I guess it’s not a big deal with more modern supplies, I remember when I started converting ATX supplies many of them wouldn’t latch on without a healthy load on the 5V rail. If you run across this problem, it could be solved fairly easily by connecting a dummy load at the binding posts. I remember having less frequent problems with the other rails not being voltage stable without their own loads also, but those were kind of a case by case basis.
Words of caution: -I accidentally shorted the back of one of the 90° ATX connector pins to one of the fuse blocks with the probe when carelessly trying to probe for voltages on first use. Power supply went into protection mode so it was fine, but I’d probably recommend protecting the exposed 90° pins (taping, etc) and/or not trying to probe around them. -As a general FYI, I had a few issues on soldering the wire jumpers to the through hole spots in the board for the ground posts. Even with my decent 80W temp controlled soldering station, the heat was getting sucked up by the huge ground plane in the board (nearly the whole board was getting warm) resulting in cold joints.
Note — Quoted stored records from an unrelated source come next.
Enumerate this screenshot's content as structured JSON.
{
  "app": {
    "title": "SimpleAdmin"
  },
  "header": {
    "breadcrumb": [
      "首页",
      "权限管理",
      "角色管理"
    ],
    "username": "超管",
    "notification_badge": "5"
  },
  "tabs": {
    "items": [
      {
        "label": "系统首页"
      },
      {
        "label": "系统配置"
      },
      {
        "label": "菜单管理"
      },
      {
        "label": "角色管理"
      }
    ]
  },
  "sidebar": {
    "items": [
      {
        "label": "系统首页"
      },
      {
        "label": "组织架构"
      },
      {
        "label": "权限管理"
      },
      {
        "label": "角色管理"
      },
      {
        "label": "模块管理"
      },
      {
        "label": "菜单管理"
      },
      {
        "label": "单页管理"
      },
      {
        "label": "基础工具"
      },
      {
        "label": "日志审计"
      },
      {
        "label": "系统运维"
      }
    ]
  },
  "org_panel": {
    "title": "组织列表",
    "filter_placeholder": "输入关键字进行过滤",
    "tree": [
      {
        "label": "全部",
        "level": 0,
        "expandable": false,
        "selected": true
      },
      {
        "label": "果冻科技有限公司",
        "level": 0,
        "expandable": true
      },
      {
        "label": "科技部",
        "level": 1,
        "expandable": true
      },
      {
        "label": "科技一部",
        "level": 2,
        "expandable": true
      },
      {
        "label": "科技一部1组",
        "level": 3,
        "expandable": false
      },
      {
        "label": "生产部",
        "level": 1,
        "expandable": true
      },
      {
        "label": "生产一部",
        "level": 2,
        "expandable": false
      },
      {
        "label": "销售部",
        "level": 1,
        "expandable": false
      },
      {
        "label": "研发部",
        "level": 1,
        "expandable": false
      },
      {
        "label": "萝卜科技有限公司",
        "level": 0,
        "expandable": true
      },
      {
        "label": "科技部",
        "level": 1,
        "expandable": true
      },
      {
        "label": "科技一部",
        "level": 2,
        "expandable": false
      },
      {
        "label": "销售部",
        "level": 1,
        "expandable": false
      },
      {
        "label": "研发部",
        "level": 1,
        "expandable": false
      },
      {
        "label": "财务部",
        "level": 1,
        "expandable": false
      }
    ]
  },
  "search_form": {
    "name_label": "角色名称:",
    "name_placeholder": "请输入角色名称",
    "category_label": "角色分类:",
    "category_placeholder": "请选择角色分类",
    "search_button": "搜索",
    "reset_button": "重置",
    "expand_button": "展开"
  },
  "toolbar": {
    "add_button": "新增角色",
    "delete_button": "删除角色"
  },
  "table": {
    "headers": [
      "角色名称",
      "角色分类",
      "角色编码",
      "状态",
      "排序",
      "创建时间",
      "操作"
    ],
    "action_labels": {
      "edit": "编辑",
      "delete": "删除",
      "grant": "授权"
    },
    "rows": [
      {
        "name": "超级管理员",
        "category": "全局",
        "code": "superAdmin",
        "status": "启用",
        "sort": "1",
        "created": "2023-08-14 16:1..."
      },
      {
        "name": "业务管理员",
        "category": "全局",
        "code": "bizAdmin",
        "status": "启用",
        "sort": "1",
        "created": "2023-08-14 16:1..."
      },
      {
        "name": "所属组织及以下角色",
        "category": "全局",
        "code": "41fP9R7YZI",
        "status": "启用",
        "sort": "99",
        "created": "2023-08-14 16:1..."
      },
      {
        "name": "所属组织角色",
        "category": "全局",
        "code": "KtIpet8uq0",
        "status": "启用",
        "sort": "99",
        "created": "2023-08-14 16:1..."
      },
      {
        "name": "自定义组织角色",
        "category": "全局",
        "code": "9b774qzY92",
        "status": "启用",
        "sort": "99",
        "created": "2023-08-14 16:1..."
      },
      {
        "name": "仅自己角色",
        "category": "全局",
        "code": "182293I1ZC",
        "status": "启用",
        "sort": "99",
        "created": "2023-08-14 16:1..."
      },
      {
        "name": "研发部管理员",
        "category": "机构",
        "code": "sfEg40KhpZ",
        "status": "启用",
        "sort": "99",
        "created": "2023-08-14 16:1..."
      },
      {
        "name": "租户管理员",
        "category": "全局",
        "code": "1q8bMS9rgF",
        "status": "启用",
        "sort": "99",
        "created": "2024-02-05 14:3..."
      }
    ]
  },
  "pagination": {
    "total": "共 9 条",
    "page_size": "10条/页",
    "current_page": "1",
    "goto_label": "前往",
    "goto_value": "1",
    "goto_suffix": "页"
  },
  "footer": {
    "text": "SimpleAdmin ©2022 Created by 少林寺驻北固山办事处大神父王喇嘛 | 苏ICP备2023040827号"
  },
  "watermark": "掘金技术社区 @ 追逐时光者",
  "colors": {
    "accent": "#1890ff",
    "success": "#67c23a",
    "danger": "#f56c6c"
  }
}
I had to turn my iron up to about 450°C to be able to dump enough heat into the board to get solder to stick well to the PCB pads. -Triple check orientation of fuse holders before soldering. -The black binding posts I got rotated in the board when I was trying to tighten them and their connections down (oval shaped holes supposed to prevent this). I had to hold them with a vice grip. Had no problems with the red ones. -I am also not a fan of how the instructions say to attach the wires to the bottom of the binding posts by crimping it between the two nuts. This is not a very good connection IMO, I ended up crimping a small ring terminal to the wires and secured that instead.
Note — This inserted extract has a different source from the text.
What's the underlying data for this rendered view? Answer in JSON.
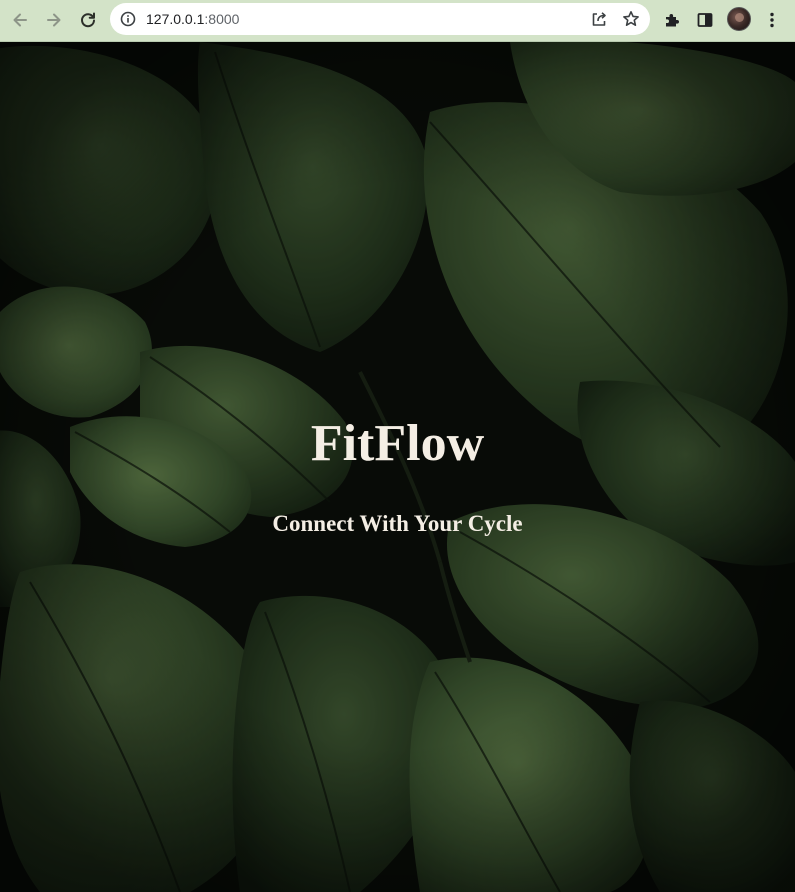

1 of 1 found this helpful:
1 complaint: as posted elsewhere, the nuts on the posts are too close.
1 observation: the holders for the fuses have notches and can be put in backwards. The notches keep the fuses from sliding, so they are a good thing.
2 recommendations: Add a USB power connector. Add posts to connect jumper wires. Male posts would be simplest, I think.
All in all, recommended. (and pleasantly surprised I didn’t burn anything down while assembling it)
3 of 3 found this helpful:
Works good for all electronic projects. Would like to see a version with a lm317 and variable resistor to create an adjustable voltage out.
6 of 7 found this helpful:
Couple of nitpicky things: silkscreened print suggests an orientation that is unlikely, that the powered device is away from the user while the ATX power supply is close to the user.
The banana jacks are spaced at the standard distance, but each GND+Voltage pair is placed very close to its neighbor, which visually creates pairings that don’t match the silkscreen.
It works as intended and has a very welcome place on my bench
1 of 2 found this helpful:
This was what our son wanted for a project he is building. He is very happy with the way this has preformed for him.
1 of 2 found this helpful:
I can’t use this with my power supply because it turns out the pin-out on mine is not standard ATX! I have a salvaged Apple G5 PSU (2004) that I want to use as a benchtop supply. I went ahead and modified the design of this board to suit my needs. Go open source hardware! https://github.com/dustMason/Apple-G5-PSU-Benchtop-Power-Supply-Breakout
I’m new to electronics in general. This was a great project to start honing my soldering skills. It works exactly as described. I couldn’t be happier with this power board. Thanks!
Easy to assemble and works fine.
It went together fast and easy. The only change I did from the instructions was putting ring terminals on the ends of the wires. Then there would be no chance of them coming loose. Now I have more power for projects and rock solid stable voltages. Great product!